4. term, Sustaianable Cities, Master (Master Programme)
The thesis deals with residential water demand management measures and to what extent such measures can provide benefits for Hamburg and increase the circularity of Hamburg’s water system. The city of Hamburg and in particular Hamburg's water sector present the case for this thesis. Climate change and a growing water demand, due to population growth and a slight increase in the per capita water consumption, pose challenges to Hamburg’s water sector, requiring reactions. Against this background, water demand management measures for households are considered throughout the thesis.
Following a case study research design, reviewing literature, and conducting semi-structured interviews serve as the research methods. Complemental to this, the concept of circular water economy and transition theory constitute the theoretical background for this thesis.
The specific extent of water demand management measures related to circularity and provision of benefits could not be determined. However, the thesis outlines the variety of benefits such measures may bring to Hamburg. These include climate mitigation, climate resilience, contributing to a secure water supply, and potentially offsetting the need to build new infrastructure to meet growing water demand. Furthermore, such measures may close the identified gap of measures, that aim to avoid and reduce water consumption in the Hamburg water sector and thereby, represent important means to increase its circularity.
Limiting the potential and the value of residential water demand measures for Hamburg is an identified path dependence between the pipe infrastructure and a specific needed amount of water consumption. Moreover, a dominating mindset in the water utility has been identified that focuses on supply-oriented solutions and neglects the multitude of benefits of reducing water consumption. Similarly, the concept of circular water economy is mainly perceived with regard to the recovery of materials and recycling of water.
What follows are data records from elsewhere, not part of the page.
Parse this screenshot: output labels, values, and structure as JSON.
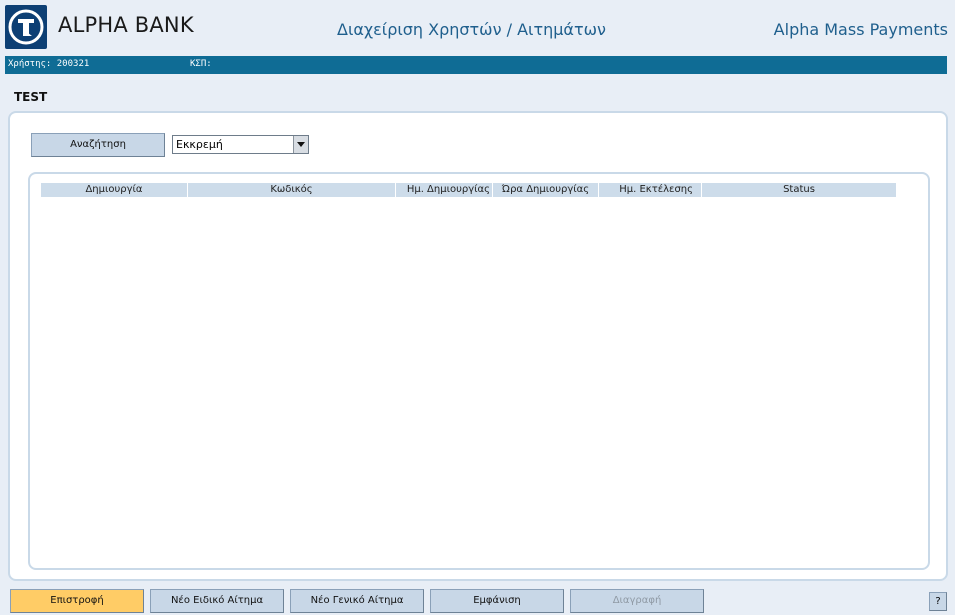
{
  "header": {
    "bank_name": "ALPHA BANK",
    "center_title": "Διαχείριση Χρηστών / Αιτημάτων",
    "app_name": "Alpha Mass Payments"
  },
  "user_bar": {
    "user_label": "Χρήστης: 200321",
    "ksp_label": "ΚΣΠ:"
  },
  "page_title": "TEST",
  "search": {
    "button_label": "Αναζήτηση",
    "status_selected": "Εκκρεμή"
  },
  "grid": {
    "columns": [
      "Δημιουργία",
      "Κωδικός",
      "Ημ. Δημιουργίας",
      "Ώρα Δημιουργίας",
      "Ημ. Εκτέλεσης",
      "Status"
    ],
    "rows": []
  },
  "footer": {
    "back_label": "Επιστροφή",
    "new_special_label": "Νέο Ειδικό Αίτημα",
    "new_general_label": "Νέο Γενικό Αίτημα",
    "view_label": "Εμφάνιση",
    "delete_label": "Διαγραφή",
    "help_label": "?"
  },
  "colors": {
    "brand_blue": "#0d3f74",
    "bar_blue": "#0f6c95",
    "primary_button": "#ffcc66",
    "button_blue": "#c8d7e7"
  }
}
Therefore, to promote residential water demand management measures, this thesis argues for a mindset change that acknowledges the value of such measures for circularity and considers the full benefits they may provide.
Publication date2 Jun 2022
Number of pages80
ID: 472037922